Finally, the carbon footprint of the golf industry is also beginning to draw more attention. When it comes to emissions, there are huge differences between professional sport and normal amateur golf courses. The professional footprint is far larger, as players and spectators frequently fly between continents for large-scale tournaments, but normal golfers also have a part to play: a 2018 study by the German Sport University Cologne found that golfers had the second-highest CO2 footprint from a total of 20 sports.
There is currently no industry-wide standard for carbon reporting, and golf professionals have not committed to reducing their carbon impacts. Calculating and reducing carbon emissions, then, is a critical area that the sport is yet to comprehensively address.
Severe weather with droughts and heavy rains are the consequences of climate change (copyright Petra Himmel)
Beyond its environmental impacts, golf also plays an important social and economic role. Amateur courses play a role in local communities, while the professional golf industry sets standards and has a wide public influence. Ensuring the social sustainability credentials of golf is increasingly important for its public image. ‘The perception of the golf facility as a “good neighbour” is important,’ says Himmel.
Golf has many social and physical benefits. The sport can get people outside, increase activity levels, create connections with nature, and enhance community.
Beyond this, golf clubs and courses can also play a positive role in their communities, particularly where they have access to more resources. In Germany, the Golf and Country Club Seddiner See has invested in social and ecological initiatives that benefit the local community and have cooperated with other local organisations to support Covid vaccine campaigns. In Scotland, the St Andrews Links Trust provides free golf tuition for children and supports local community projects. These sorts of initiatives can help golf courses play their role as a ‘good neighbour’, and can work in tandem with their efforts to reduce their impact on the environment.
However, in the professional sport, the recent shock LIV Golf and PGA Tour merger has drawn more negative attention.
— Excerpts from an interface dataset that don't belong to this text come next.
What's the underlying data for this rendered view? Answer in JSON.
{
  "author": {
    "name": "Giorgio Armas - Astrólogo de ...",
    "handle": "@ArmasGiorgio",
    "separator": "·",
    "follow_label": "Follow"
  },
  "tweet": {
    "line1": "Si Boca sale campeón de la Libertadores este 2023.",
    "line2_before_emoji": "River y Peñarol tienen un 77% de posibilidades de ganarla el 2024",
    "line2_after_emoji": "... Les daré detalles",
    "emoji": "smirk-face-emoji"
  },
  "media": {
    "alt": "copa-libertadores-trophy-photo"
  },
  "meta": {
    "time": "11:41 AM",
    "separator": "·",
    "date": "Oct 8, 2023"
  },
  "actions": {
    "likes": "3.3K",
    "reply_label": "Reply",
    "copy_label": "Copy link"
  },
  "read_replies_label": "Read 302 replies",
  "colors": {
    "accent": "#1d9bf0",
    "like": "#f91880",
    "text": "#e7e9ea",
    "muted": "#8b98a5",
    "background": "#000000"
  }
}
Funded by the Saudi Public Investment Fund (PIF), the merger means that the international game is receiving substantial financial support from fossil fuel exploitation. The professional game still has a long way to go to establishing itself as a leader in addressing climate and sustainability issues.
The future of golf
Like many outdoor sports, golf has felt the direct effects of climate change in recent decades. It has also faced criticism for its own environmental and social impacts. Along with the rest of the sports industry, golf is facing a future where it must find a sustainable way to keep the benefits of the sport while also preserving and protecting society and the environment.
While many amateur golf clubs are beginning to develop solutions, the professional industry still has a long way to go. Introducing industry-wide standards and best practices, and using golf’s international platform to promote sustainability, would be one way to initiate change.
Importantly, raising the profile of sustainability in golf will be crucial if golf is to create a sustainable future. Keeping social and environmental issues on the agenda, educating athletes and fans, and sharing stories and solutions will all play their role.
It is increasingly clear that all sports have their own unique part to play in protecting the planet—and golf is no exception.
Read moreBethany White